Interesting "conversation" in the editorial pages of the UC Berkeley paper, The Daily Californian. Over a week ago, Olympic swimmer and long-time Title IX advocate, Donna de Varona, wrote this opinion about the state of Berkeley athletics. She cites the university's history of providing equitable opportunities for women but also the recent backsliding she has seen due to a variety of factors. (I won't rehash the details which she does a good job providing.)

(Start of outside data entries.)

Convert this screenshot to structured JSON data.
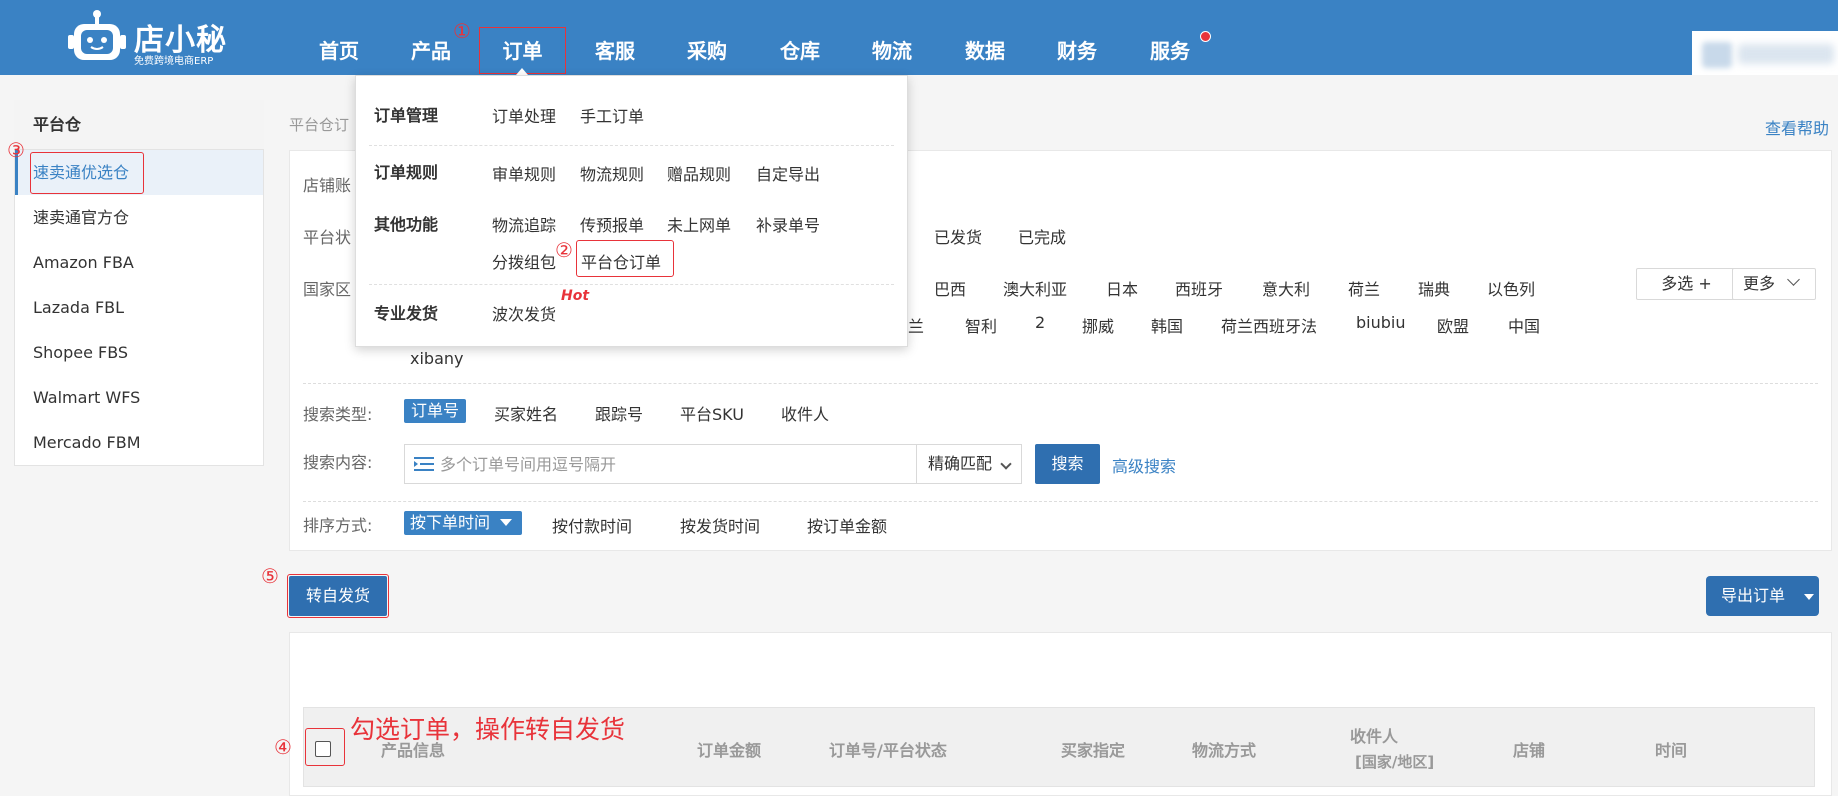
{
  "colors": {
    "nav_bg": "#3a82c4",
    "primary": "#2f6fb0",
    "accent_red": "#e8333a"
  },
  "logo": {
    "title": "店小秘",
    "subtitle": "免费跨境电商ERP",
    "icon": "robot-logo-icon"
  },
  "nav": [
    "首页",
    "产品",
    "订单",
    "客服",
    "采购",
    "仓库",
    "物流",
    "数据",
    "财务",
    "服务"
  ],
  "markers": {
    "m1": "①",
    "m2": "②",
    "m3": "③",
    "m4": "④",
    "m5": "⑤"
  },
  "dropdown": {
    "g1": "订单管理",
    "g1_items": [
      "订单处理",
      "手工订单"
    ],
    "g2": "订单规则",
    "g2_items": [
      "审单规则",
      "物流规则",
      "赠品规则",
      "自定导出"
    ],
    "g3": "其他功能",
    "g3_items": [
      "物流追踪",
      "传预报单",
      "未上网单",
      "补录单号"
    ],
    "g3_row2": [
      "分拨组包",
      "平台仓订单"
    ],
    "g4": "专业发货",
    "g4_items": [
      "波次发货"
    ],
    "hot": "Hot"
  },
  "sidebar": {
    "title": "平台仓",
    "items": [
      "速卖通优选仓",
      "速卖通官方仓",
      "Amazon FBA",
      "Lazada FBL",
      "Shopee FBS",
      "Walmart WFS",
      "Mercado FBM"
    ]
  },
  "breadcrumb": "平台仓订",
  "help": "查看帮助",
  "filters": {
    "shop_label": "店铺账",
    "status_label": "平台状",
    "status_opts": [
      "已发货",
      "已完成"
    ],
    "country_label": "国家区",
    "country_row1": [
      "巴西",
      "澳大利亚",
      "日本",
      "西班牙",
      "意大利",
      "荷兰",
      "瑞典",
      "以色列"
    ],
    "country_row2": [
      "兰",
      "智利",
      "2",
      "挪威",
      "韩国",
      "荷兰西班牙法",
      "biubiu",
      "欧盟",
      "中国"
    ],
    "country_row3": [
      "xibany"
    ],
    "multi_btn": "多选 +",
    "more_btn": "更多"
  },
  "search": {
    "type_label": "搜索类型:",
    "types": [
      "订单号",
      "买家姓名",
      "跟踪号",
      "平台SKU",
      "收件人"
    ],
    "content_label": "搜索内容:",
    "placeholder": "多个订单号间用逗号隔开",
    "match": "精确匹配",
    "btn": "搜索",
    "advanced": "高级搜索"
  },
  "sort": {
    "label": "排序方式:",
    "active": "按下单时间",
    "options": [
      "按付款时间",
      "按发货时间",
      "按订单金额"
    ]
  },
  "actions": {
    "transfer": "转自发货",
    "export": "导出订单"
  },
  "annotation": "勾选订单，操作转自发货",
  "table_headers": {
    "product": "产品信息",
    "amount": "订单金额",
    "order_status": "订单号/平台状态",
    "buyer": "买家指定",
    "logistics": "物流方式",
    "recipient": "收件人",
    "recipient_sub": "[国家/地区]",
    "shop": "店铺",
    "time": "时间"
  }
}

A week later, this piece by the vice chancellor of admissions, Nathan Bostrom, appeared in response to de Varona's. Unfortunately Bostrom does not really take on any of the issues de Varona raised. He believes it was "ironic" that de Varona's piece was published the same week female athletes won six national titles (in track/field and swimming). He cites the numerous titles won by women's teams at Berkeley. He gives Berkeley's standing in the Pac-10 in terms of number of female athletes and women's teams. He talks about growth and championships and conference titles. This is all well and good--in fact it looks quite impressive. But it does not address de Varona's concerns but gender equity, because you cannot talk about equity and only gives facts and figures about the women's program. It is all relative. It does not matter how many female athletes Berkeley has in comparison to the rest of the Pac-10. It matters how proportional their female athletes are to their undergrad population. Within conference school sizes differ so saying you have one of the highest numbers of athletes does not mean all that much.

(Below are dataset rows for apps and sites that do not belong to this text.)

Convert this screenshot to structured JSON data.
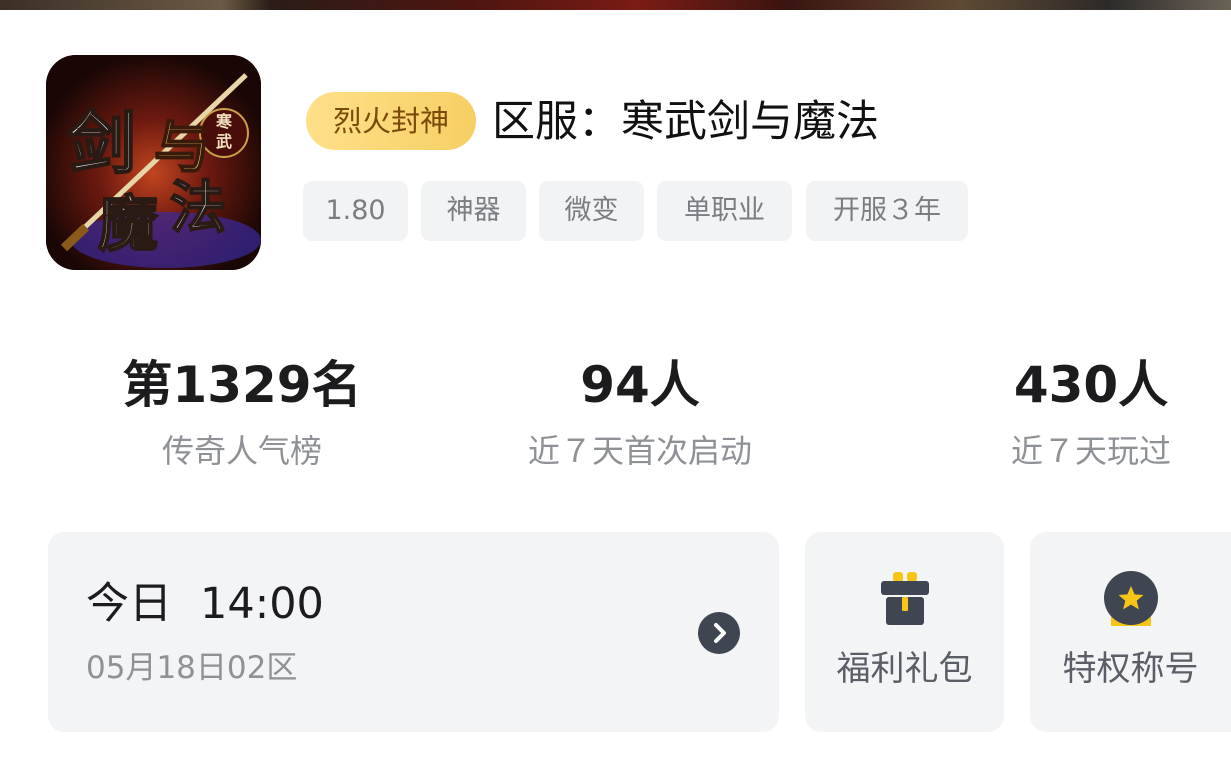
{
  "game": {
    "icon_name": "jianyumofa-app-icon",
    "icon_text": [
      "剑",
      "与",
      "魔",
      "法",
      "寒",
      "武"
    ],
    "server_badge": "烈火封神",
    "title": "区服：寒武剑与魔法",
    "tags": [
      "1.80",
      "神器",
      "微变",
      "单职业",
      "开服３年"
    ]
  },
  "stats": [
    {
      "value": "第1329名",
      "label": "传奇人气榜"
    },
    {
      "value": "94人",
      "label": "近７天首次启动"
    },
    {
      "value": "430人",
      "label": "近７天玩过"
    }
  ],
  "open_server": {
    "day": "今日",
    "time": "14:00",
    "server": "05月18日02区",
    "arrow_icon": "chevron-right-icon"
  },
  "actions": [
    {
      "label": "福利礼包",
      "icon": "gift-icon"
    },
    {
      "label": "特权称号",
      "icon": "badge-star-icon"
    }
  ],
  "colors": {
    "badge_gradient_start": "#ffe08a",
    "badge_gradient_end": "#f6cf63",
    "badge_text": "#7a4a07",
    "tag_bg": "#f2f3f5",
    "card_bg": "#f3f4f6",
    "icon_dark": "#3f4652",
    "icon_accent": "#f5c518"
  }
}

Bostrom uses the tactics of someone in admissions: he praises the program; he shows why Berkeley women's athletics are good.
De Varona takes the stand of a women's sports advocate who understands how to measure gender equity.